Metal on metal hip implants have been shown to fail at a higher rate than the traditional implants with plastic bearings. The FDA has since proposed regulations that would require metal on metal device manufacturers to provide more information on the testing, safety, and effectiveness of the devices.
Hip Implant Lawsuits
Thousands of patients who received the Depuy and Stryker hip implants have filed lawsuits claiming the medical devices were defective and caused them additional pain, suffering, and medical expenses related to revision surgery.
Johnson and Johnson, the parent company of Depuy, set aside $2.5 billion in 2013 to settle nearly 8,000 lawsuits filed by patients who underwent revision surgery after receiving the company’s metal on metal hip implants.
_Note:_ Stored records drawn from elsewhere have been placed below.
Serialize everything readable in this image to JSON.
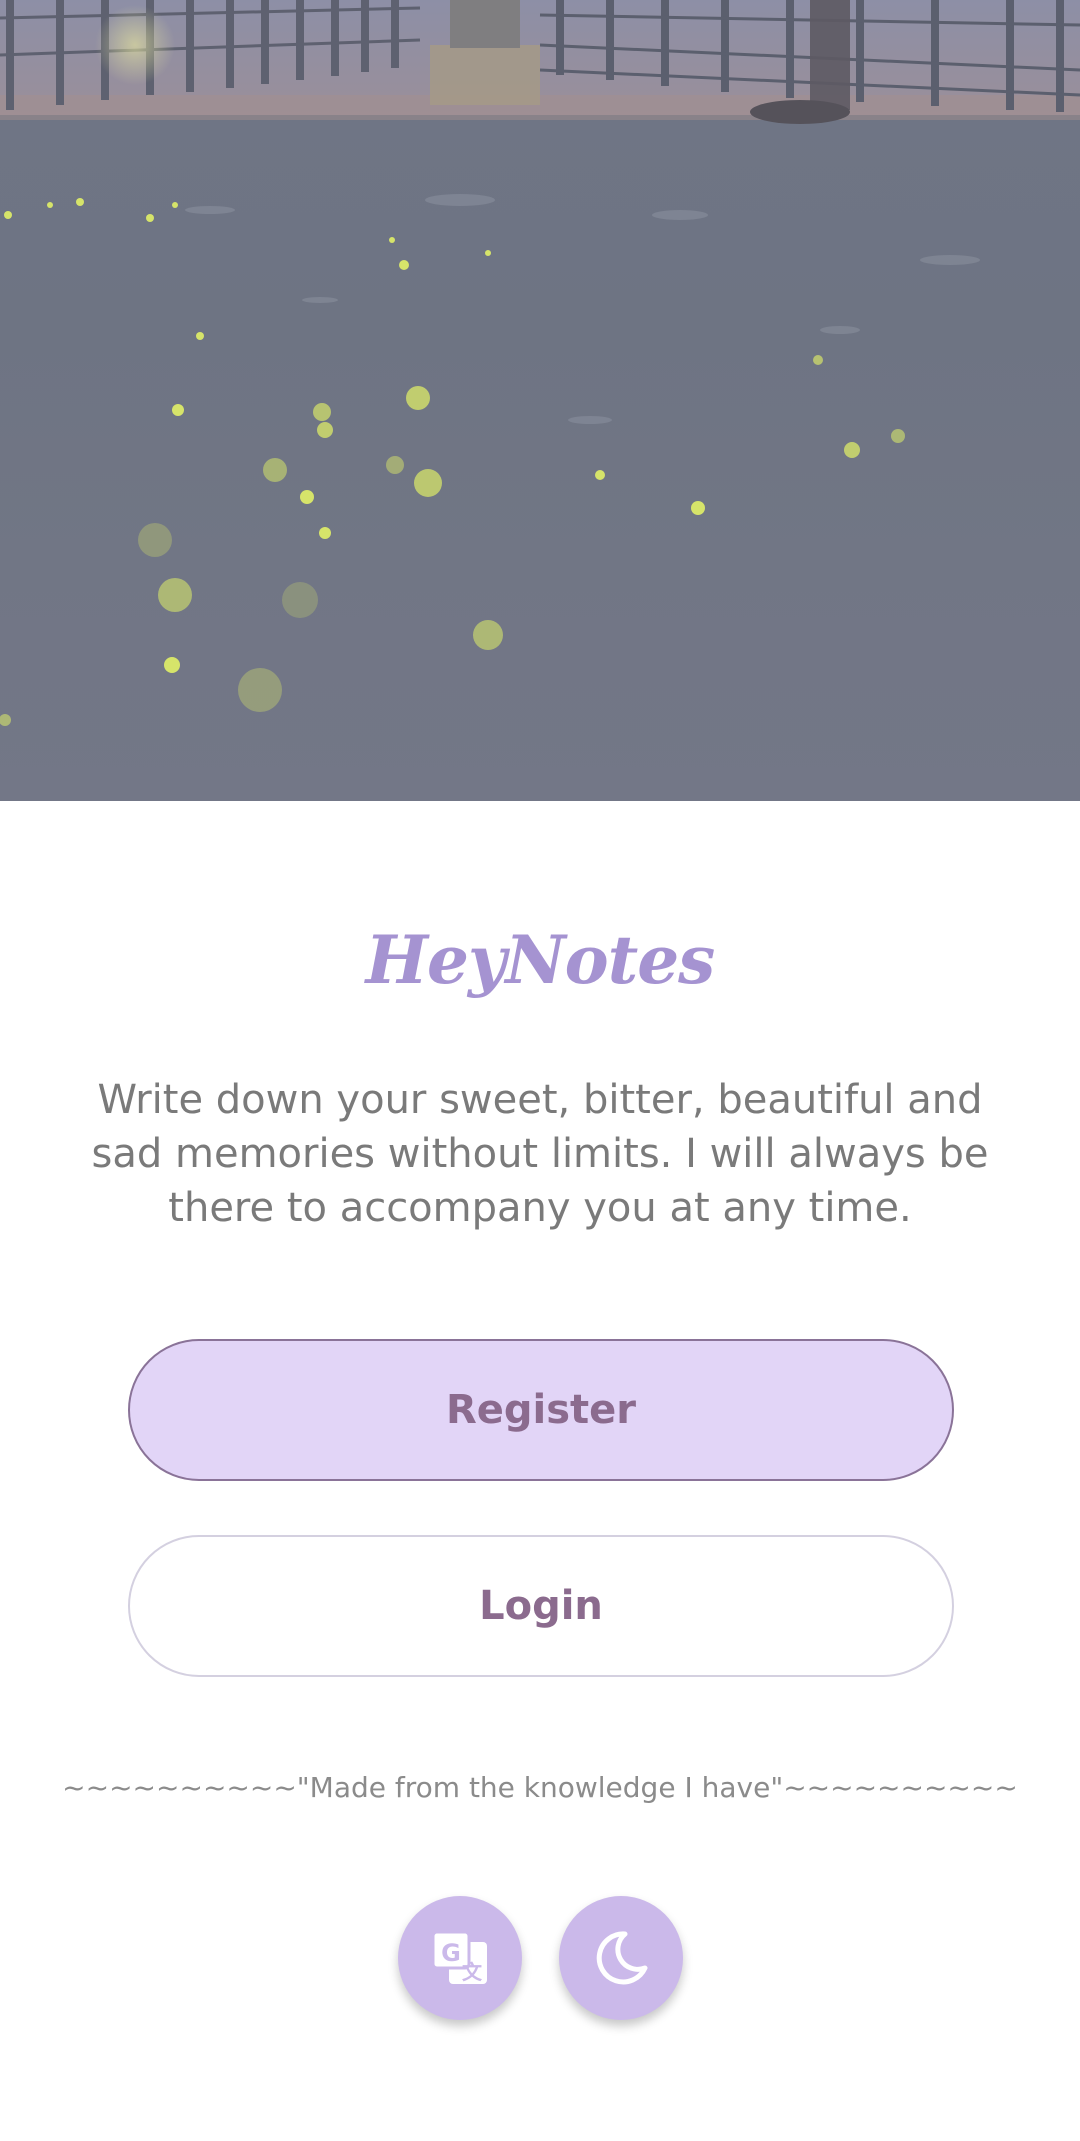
{
  "app": {
    "title": "HeyNotes",
    "tagline": "Write down your sweet, bitter, beautiful and sad memories without limits. I will always be there to accompany you at any time."
  },
  "actions": {
    "register_label": "Register",
    "login_label": "Login"
  },
  "footer": {
    "quote": "~~~~~~~~~~\"Made from the knowledge I have\"~~~~~~~~~~"
  },
  "controls": {
    "translate_icon": "translate-icon",
    "theme_icon": "moon-icon"
  },
  "colors": {
    "accent": "#a593d1",
    "register_background": "#e2d5f7",
    "button_text": "#8b6b8e",
    "round_button": "#cbb9ea"
  }
}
In 2014, Stryker agreed to pay out $1.4 billion to settle claims filed against them following complaints related to their metal on metal devices, the Rejuvenate and ABG II modular-neck hip stems.
Hip Implant Lawyer
If you have been injured from a hip replacement, contact hip replacement recall lawyer Christopher Dixon to discuss your rights. We take great pride in aggressively fighting for hip implant victims and accepting nothing less than full reimbursement for your injury and inconvenience. Hip implant manufacturers’ attempts to place profits ahead of people are resulting in massive liability.
Our case intake specialists are standing by 24 hours a day, 7 days a week to discuss your hip implant claim by calling (314) 409-7060, or 855-55-BAD-DRUG. Call for a FREE Legal Consultation.